Value of these markings in forensic medicine

             Needless to say, these markings are very important in forensic medicine. They can help differentiate a natural death from murder (as in the current case). That is why, in every case of suspected death due to lightning, I carefully search for this mark. Thankfully, in the case of Bhure Lal this mark had not disappeared and was present over both shoulders.

            Another effect associated with lightning strike (especially in those who survive), is the development of intense swelling of the skin at points of current entry. This is due to the paralysis of local capillaries and lymph vessels as a result of electric injury. The resulting dilatation of the blood vessels allows fluid to escape and cause swelling.

            Now you can perhaps realize how I could say with dead certainty that Bhure Lal had died as a result of lightning. The finding of distorted metal objects and the magnetization of his pen knife led me to his cause of death. He had suffered head injuries probably as a result of fall subsequent to lightning strike. Finally I specifically searched for the tree like mark on the body of Bhure Lal. As already explained, I found this mark over both his shoulders. This virtually confirmed in my mind that Bhure Lal had actually died of lightning. I told about my findings to the police. They agreed to my findings and dropped the case against Ballo. This was yet another victory of forensic medicine.

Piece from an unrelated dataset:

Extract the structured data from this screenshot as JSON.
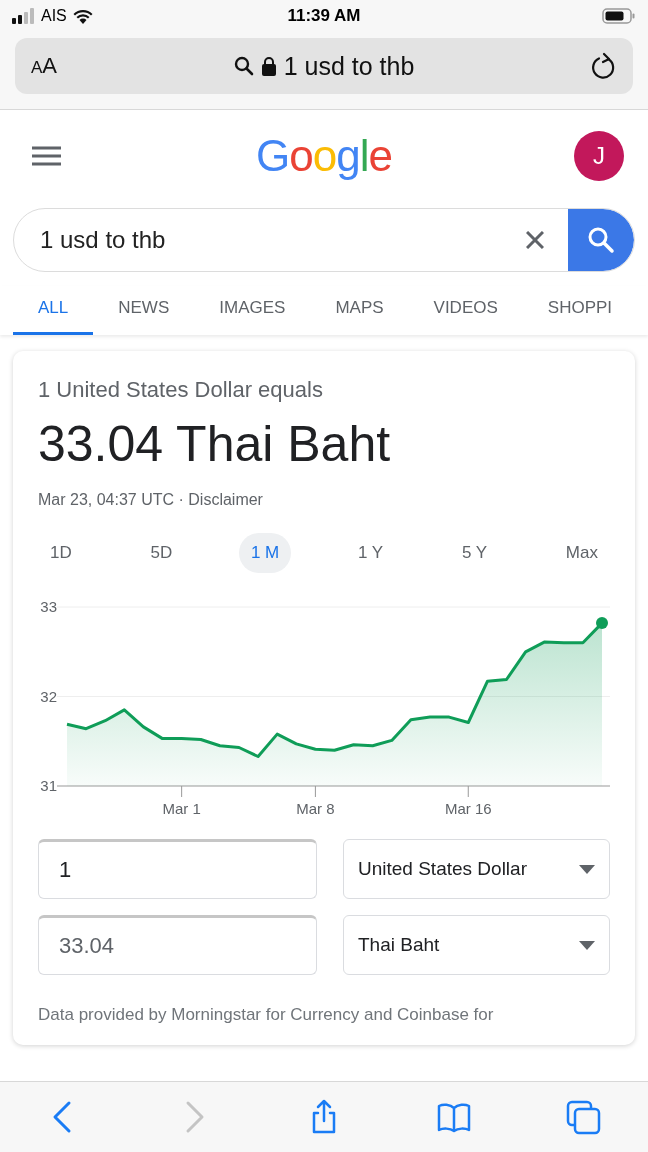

             (To protect the identity of individuals, the names of persons and places, and the dates have been changed.)

Copyright 2003 by Dr. Anil Aggrawal


Quarterly by
ISSN: 1547-9609

"Oh what a tangled web we weave, when first we practice to deceive."
Sir Walter Scott

Winter 2003
Volume II
issue 3



W M M New Issue W M M Archives


The Web Mystery Magazine (ISSN: 1547-9609) is an on-line quarterly dedicated to investigating the mysterious genre in print, in film, and in real-life. The Web welcomes well-researched, well-written articles, reviews, and fiction. Writers are invited to send letters and inquiries to Copyright 2005,